If the combination occurs, it would potentially give Boeing’s commercial product line a far broader sweep. Embraer’s E170, E190, E195 and E2 series of airliners could augment Boeing’s airline fleet by adding shorter-haul capabilities in the regional market. Currently, Boeing’s smallest airliners are iterations of the basic 737 design, which debuted in 1964 and evolved into today’s 737-700, -800, and -900ER models.

Embraer’s line of executive jets—the Phenoms 100EV and -300E; the Legacy 450, 500, and 650E; and Lineage 1000E—could similarly augment Boeing’s business jet offering, the Boeing Business Jet (BBJ), which itself is a business jet adaptation of the Boeing 737 and other Boeing airliners. Embraer also makes military aircraft: the Super Tucano trainer, and the new KC-390 transport airplane.

The discussions come on the heels of corporate jousting among Boeing, Bombardier, and Airbus. Airbus recently purchased a 50.01-percent stake in Bombardier’s C-series of narrow-body, medium-range airliners. Boeing has argued that Bombardier’s C-series is heavily subsidized by the Canadian government and suggested the company was planning to dump the aircraft on the U.S. market. Subsequently, the U.S. Department of Commerce announced a 292-percent tariff on C-series imports. If Boeing and Embraer end up as a single unit, then its newly-acquired E-Jets would have a competitive advantage.

But none of this is certain. Embraer was owned by the Brazilian government until 1994, when it was privatized. Under the terms of the privatization agreement, the government retains a controlling share over Embraer’s business activities, and foreign ownership of voting shares is limited to 40 percent. The government’s share, dubbed the “golden share,” gives the government veto power over changes in the control of the company. This includes the power to nix any changes in Embraer’s corporate ownership, business direction, or alteration of its defense programs.

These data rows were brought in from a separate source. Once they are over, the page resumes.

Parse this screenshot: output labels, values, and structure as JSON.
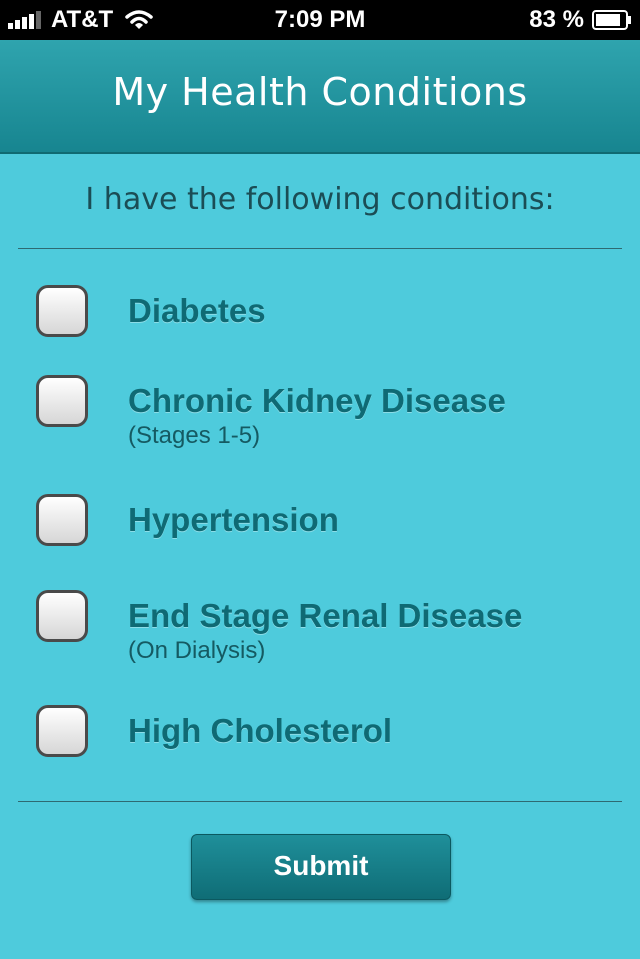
{
  "status_bar": {
    "carrier": "AT&T",
    "time": "7:09 PM",
    "battery": "83 %",
    "icons": [
      "signal-icon",
      "wifi-icon",
      "battery-icon"
    ]
  },
  "header": {
    "title": "My Health Conditions"
  },
  "intro": "I have the following conditions:",
  "conditions": [
    {
      "label": "Diabetes",
      "sub": "",
      "checked": false
    },
    {
      "label": "Chronic Kidney Disease",
      "sub": "(Stages 1-5)",
      "checked": false
    },
    {
      "label": "Hypertension",
      "sub": "",
      "checked": false
    },
    {
      "label": "End Stage Renal Disease",
      "sub": "(On Dialysis)",
      "checked": false
    },
    {
      "label": "High Cholesterol",
      "sub": "",
      "checked": false
    }
  ],
  "submit_label": "Submit",
  "colors": {
    "background": "#4ecbdc",
    "header": "#1b8b95",
    "label": "#0f6a74",
    "button": "#17808a"
  }
}
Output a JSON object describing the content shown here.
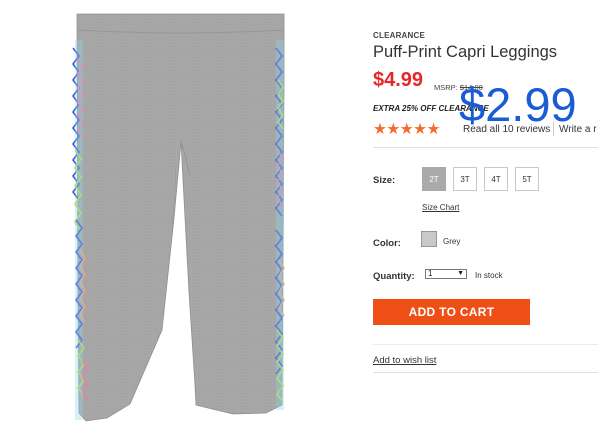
{
  "product": {
    "eyebrow": "CLEARANCE",
    "title": "Puff-Print Capri Leggings",
    "price": "$4.99",
    "msrp_label": "MSRP: ",
    "msrp_value": "$14.00",
    "promo": "EXTRA 25% OFF CLEARANCE",
    "rating_stars": "★★★★★",
    "reviews_link": "Read all 10 reviews",
    "write_review": "Write a r",
    "overlay_price": "$2.99",
    "image_icon": "gray-capri-leggings-with-puff-print-side-stripes"
  },
  "size": {
    "label": "Size:",
    "options": [
      "2T",
      "3T",
      "4T",
      "5T"
    ],
    "selected": "2T",
    "chart_link": "Size Chart"
  },
  "color": {
    "label": "Color:",
    "swatch": "#c9c9c9",
    "name": "Grey"
  },
  "quantity": {
    "label": "Quantity:",
    "value": "1",
    "stock": "In stock"
  },
  "actions": {
    "add_to_cart": "ADD TO CART",
    "wish_list": "Add to wish list"
  },
  "colors": {
    "price_red": "#e8262b",
    "star_orange": "#f26b2f",
    "cart_orange": "#ee4f17",
    "overlay_blue": "#1a5bd6"
  }
}
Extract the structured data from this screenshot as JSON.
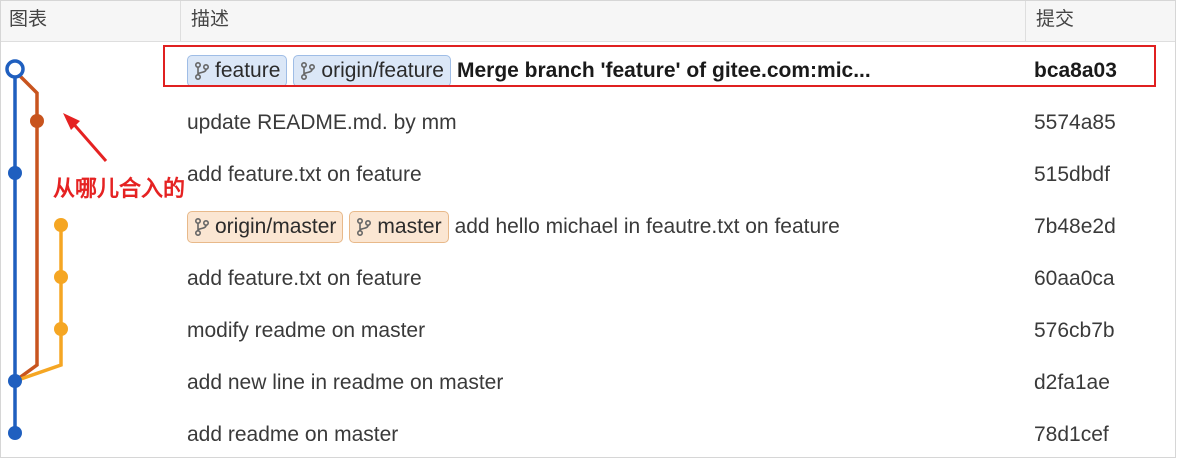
{
  "header": {
    "graph": "图表",
    "description": "描述",
    "commit": "提交"
  },
  "annotation": "从哪儿合入的",
  "colors": {
    "main_line": "#1f5fbf",
    "merge_line": "#c8541e",
    "feature_line": "#f5a623",
    "highlight": "#e02020"
  },
  "icons": {
    "branch": "branch-icon",
    "arrow": "arrow-icon"
  },
  "commits": [
    {
      "tags": [
        {
          "label": "feature",
          "style": "blue"
        },
        {
          "label": "origin/feature",
          "style": "blue"
        }
      ],
      "message": "Merge branch 'feature' of gitee.com:mic...",
      "hash": "bca8a03",
      "bold": true
    },
    {
      "tags": [],
      "message": "update README.md. by mm",
      "hash": "5574a85",
      "bold": false
    },
    {
      "tags": [],
      "message": "add feature.txt on feature",
      "hash": "515dbdf",
      "bold": false
    },
    {
      "tags": [
        {
          "label": "origin/master",
          "style": "orange"
        },
        {
          "label": "master",
          "style": "orange"
        }
      ],
      "message": "add hello michael in feautre.txt on feature",
      "hash": "7b48e2d",
      "bold": false
    },
    {
      "tags": [],
      "message": "add feature.txt on feature",
      "hash": "60aa0ca",
      "bold": false
    },
    {
      "tags": [],
      "message": "modify readme on master",
      "hash": "576cb7b",
      "bold": false
    },
    {
      "tags": [],
      "message": "add new line in readme on master",
      "hash": "d2fa1ae",
      "bold": false
    },
    {
      "tags": [],
      "message": "add readme on master",
      "hash": "78d1cef",
      "bold": false
    }
  ]
}
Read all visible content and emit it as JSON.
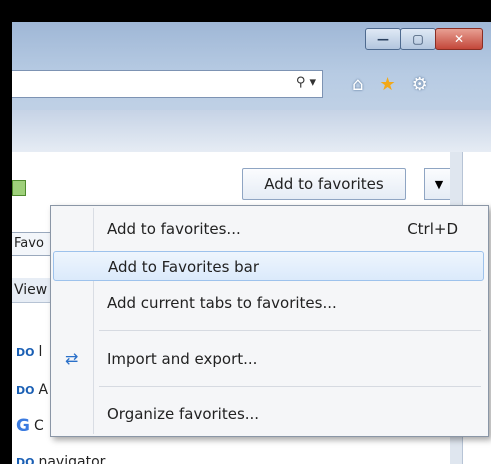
{
  "window": {
    "caption": {
      "minimize": "—",
      "maximize": "▢",
      "close": "✕"
    },
    "address_bar": {
      "search_glyph": "⚲ ▾"
    },
    "nav": {
      "home": "⌂",
      "favorites": "★",
      "tools": "⚙"
    }
  },
  "favorites_center": {
    "add_button_label": "Add to favorites",
    "add_button_arrow": "▼",
    "tab_label": "Favo",
    "view_label": "View",
    "items": [
      {
        "icon": "DO",
        "label": "l"
      },
      {
        "icon": "DO",
        "label": "A"
      },
      {
        "icon": "G",
        "label": "C"
      },
      {
        "icon": "DO",
        "label": "navigator"
      }
    ]
  },
  "menu": {
    "items": [
      {
        "label": "Add to favorites...",
        "shortcut": "Ctrl+D"
      },
      {
        "label": "Add to Favorites bar",
        "shortcut": ""
      },
      {
        "label": "Add current tabs to favorites...",
        "shortcut": ""
      },
      {
        "label": "Import and export...",
        "shortcut": ""
      },
      {
        "label": "Organize favorites...",
        "shortcut": ""
      }
    ],
    "highlighted_index": 1
  },
  "colors": {
    "accent": "#f2a818",
    "highlight_border": "#9dc2ec"
  }
}
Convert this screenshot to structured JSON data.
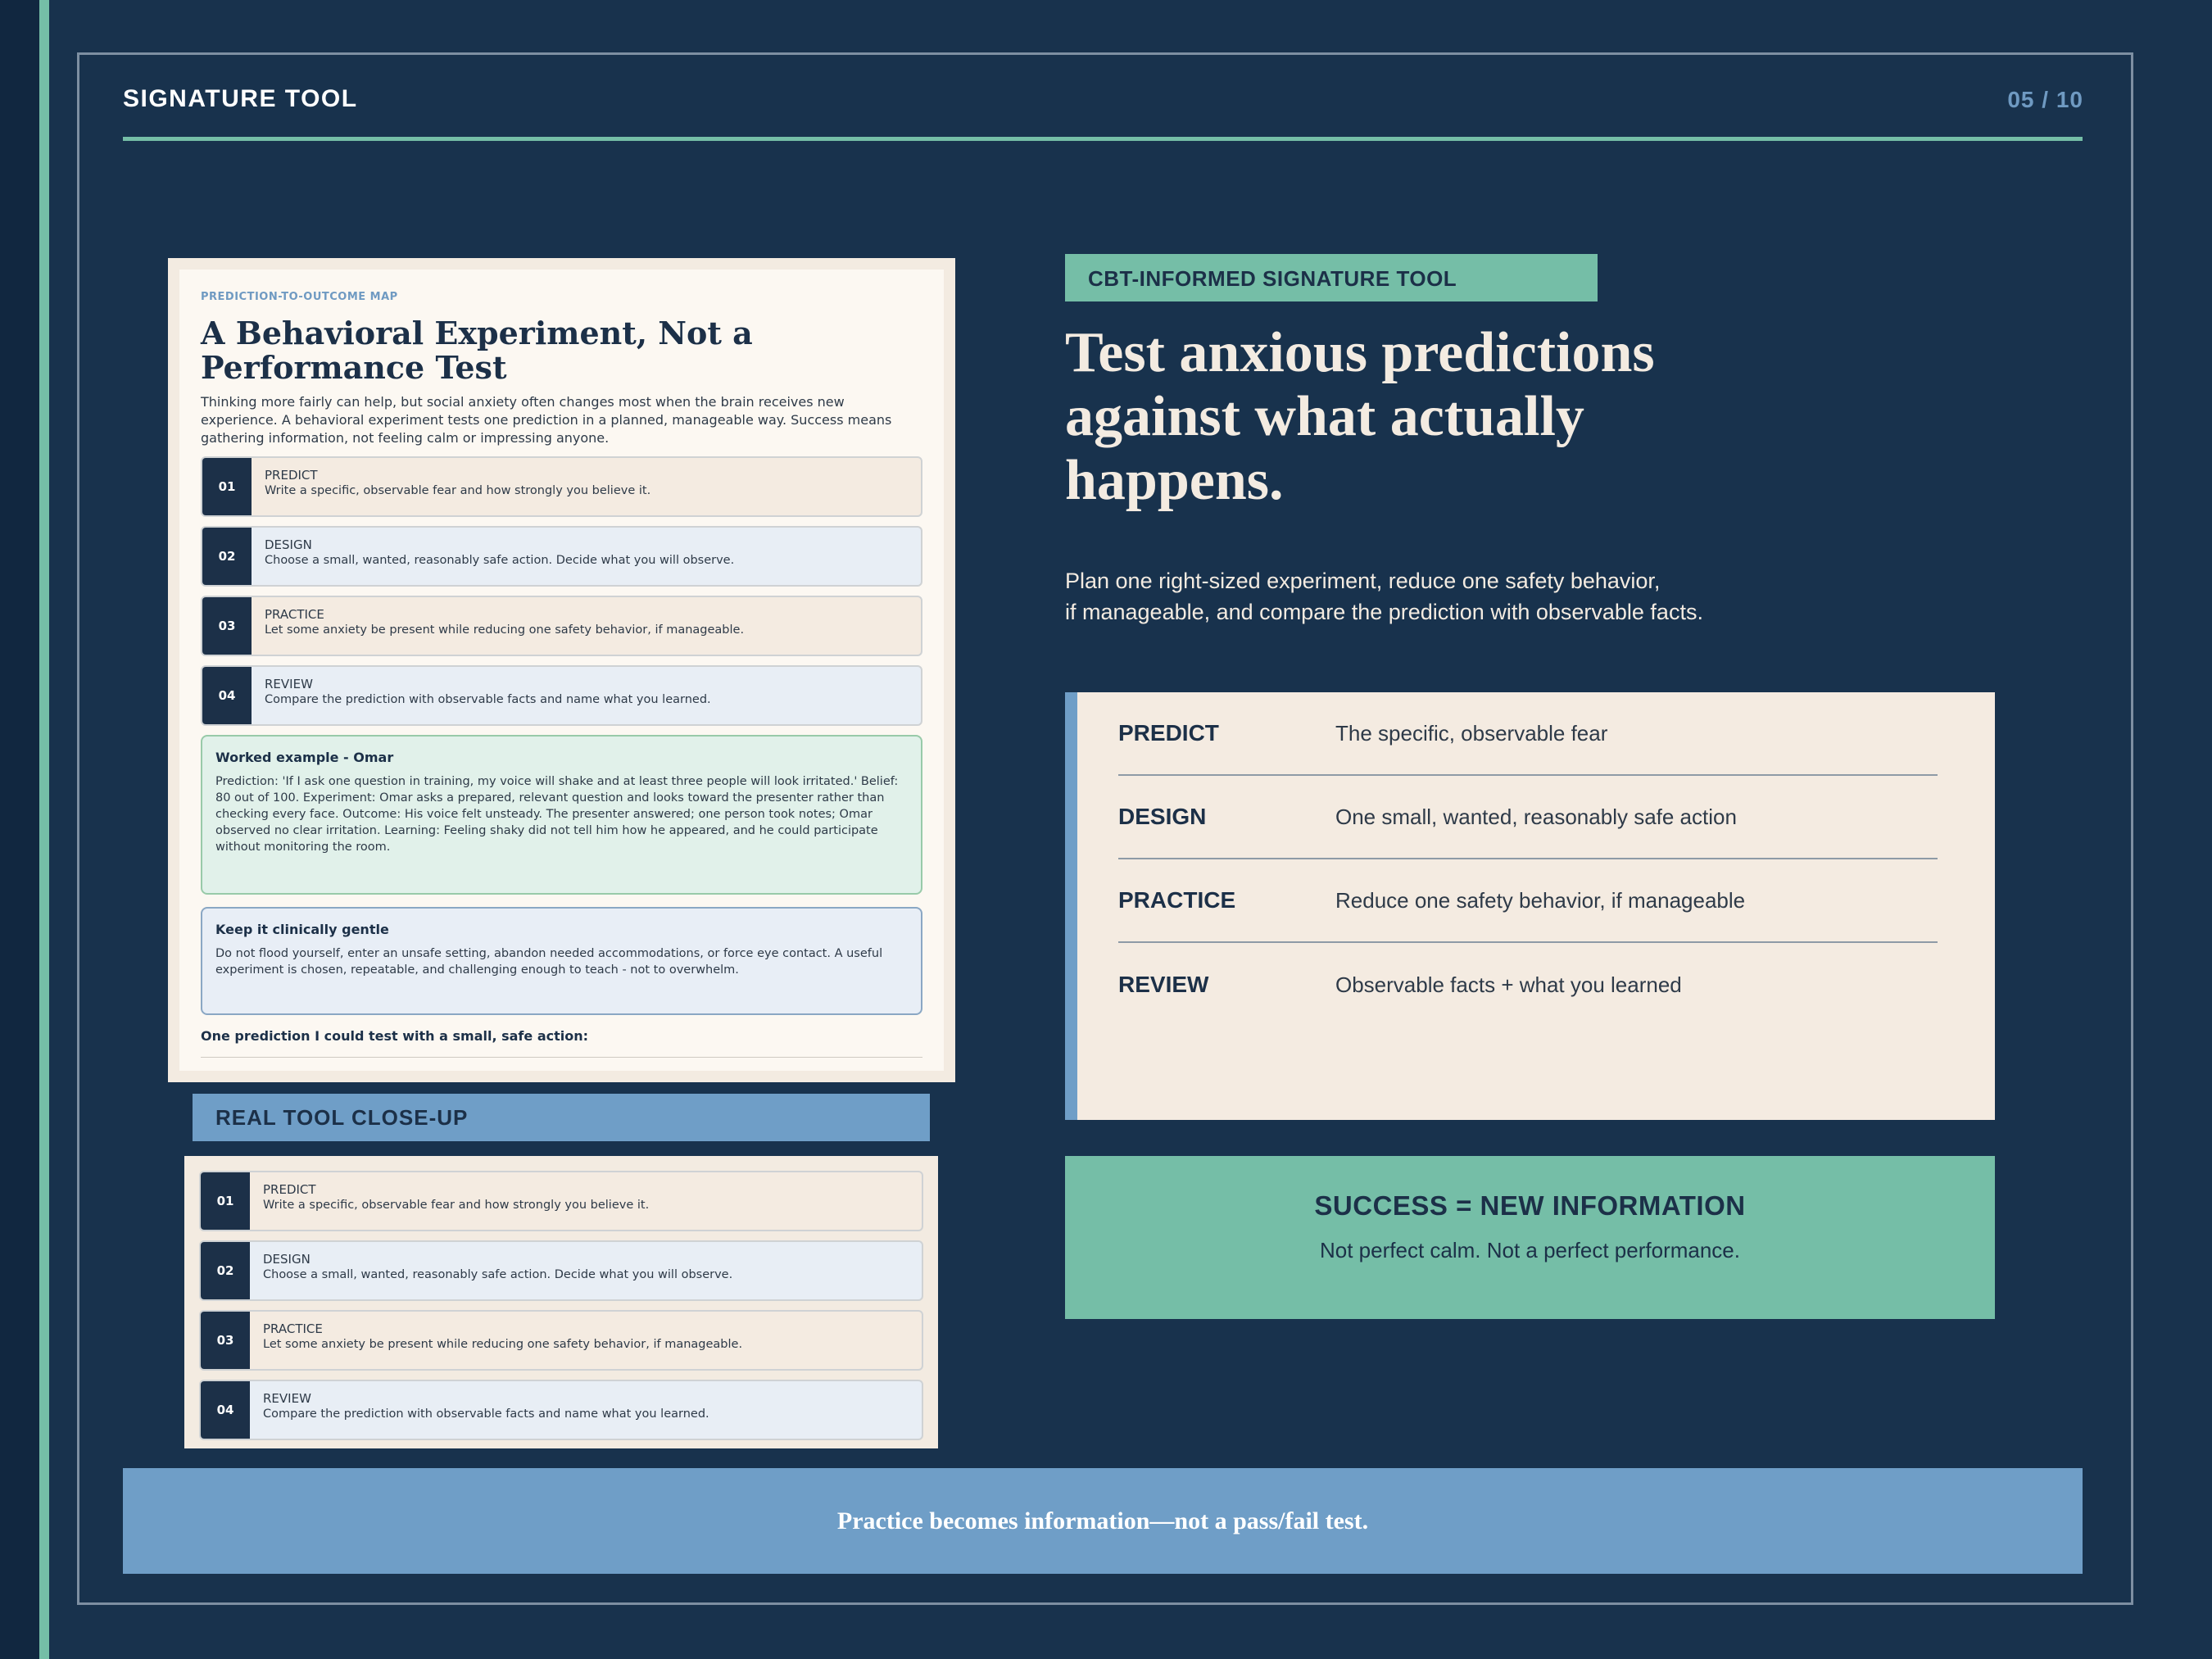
{
  "header": {
    "title": "SIGNATURE TOOL",
    "page": "05 / 10"
  },
  "document": {
    "kicker": "PREDICTION-TO-OUTCOME MAP",
    "title": "A Behavioral Experiment, Not a Performance Test",
    "intro": "Thinking more fairly can help, but social anxiety often changes most when the brain receives new experience. A behavioral experiment tests one prediction in a planned, manageable way. Success means gathering information, not feeling calm or impressing anyone.",
    "steps": [
      {
        "num": "01",
        "label": "PREDICT",
        "text": "Write a specific, observable fear and how strongly you believe it."
      },
      {
        "num": "02",
        "label": "DESIGN",
        "text": "Choose a small, wanted, reasonably safe action. Decide what you will observe."
      },
      {
        "num": "03",
        "label": "PRACTICE",
        "text": "Let some anxiety be present while reducing one safety behavior, if manageable."
      },
      {
        "num": "04",
        "label": "REVIEW",
        "text": "Compare the prediction with observable facts and name what you learned."
      }
    ],
    "example": {
      "title": "Worked example - Omar",
      "text": "Prediction: 'If I ask one question in training, my voice will shake and at least three people will look irritated.' Belief: 80 out of 100. Experiment: Omar asks a prepared, relevant question and looks toward the presenter rather than checking every face. Outcome: His voice felt unsteady. The presenter answered; one person took notes; Omar observed no clear irritation. Learning: Feeling shaky did not tell him how he appeared, and he could participate without monitoring the room."
    },
    "gentle": {
      "title": "Keep it clinically gentle",
      "text": "Do not flood yourself, enter an unsafe setting, abandon needed accommodations, or force eye contact. A useful experiment is chosen, repeatable, and challenging enough to teach - not to overwhelm."
    },
    "prompt": "One prediction I could test with a small, safe action:"
  },
  "closeup": {
    "label": "REAL TOOL CLOSE-UP"
  },
  "right": {
    "tag": "CBT-INFORMED SIGNATURE TOOL",
    "headline": "Test anxious predictions against what actually happens.",
    "sub_line1": "Plan one right-sized experiment, reduce one safety behavior,",
    "sub_line2": "if manageable, and compare the prediction with observable facts.",
    "panel": [
      {
        "key": "PREDICT",
        "value": "The specific, observable fear"
      },
      {
        "key": "DESIGN",
        "value": "One small, wanted, reasonably safe action"
      },
      {
        "key": "PRACTICE",
        "value": "Reduce one safety behavior, if manageable"
      },
      {
        "key": "REVIEW",
        "value": "Observable facts + what you learned"
      }
    ],
    "success_title": "SUCCESS = NEW INFORMATION",
    "success_sub": "Not perfect calm. Not a perfect performance."
  },
  "footer": {
    "text": "Practice becomes information—not a pass/fail test."
  }
}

The press release acknowledged this and other hurdles. It closed out by saying, “Any transaction would be subject to the approval of the Brazilian government and regulators, the two companies’ boards and Embraer’s shareholders.”

Thomas A. Horne

Thomas A. Horne

AOPA Pilot Editor at Large
AOPA Pilot Editor at Large Tom Horne has worked at AOPA since the early 1980s. He began flying in 1975 and has an airline transport pilot and flight instructor certificates. He’s flown everything from ultralights to Gulfstreams and ferried numerous piston airplanes across the Atlantic.
Topics: Jet, Financial, Turbine

Related Articles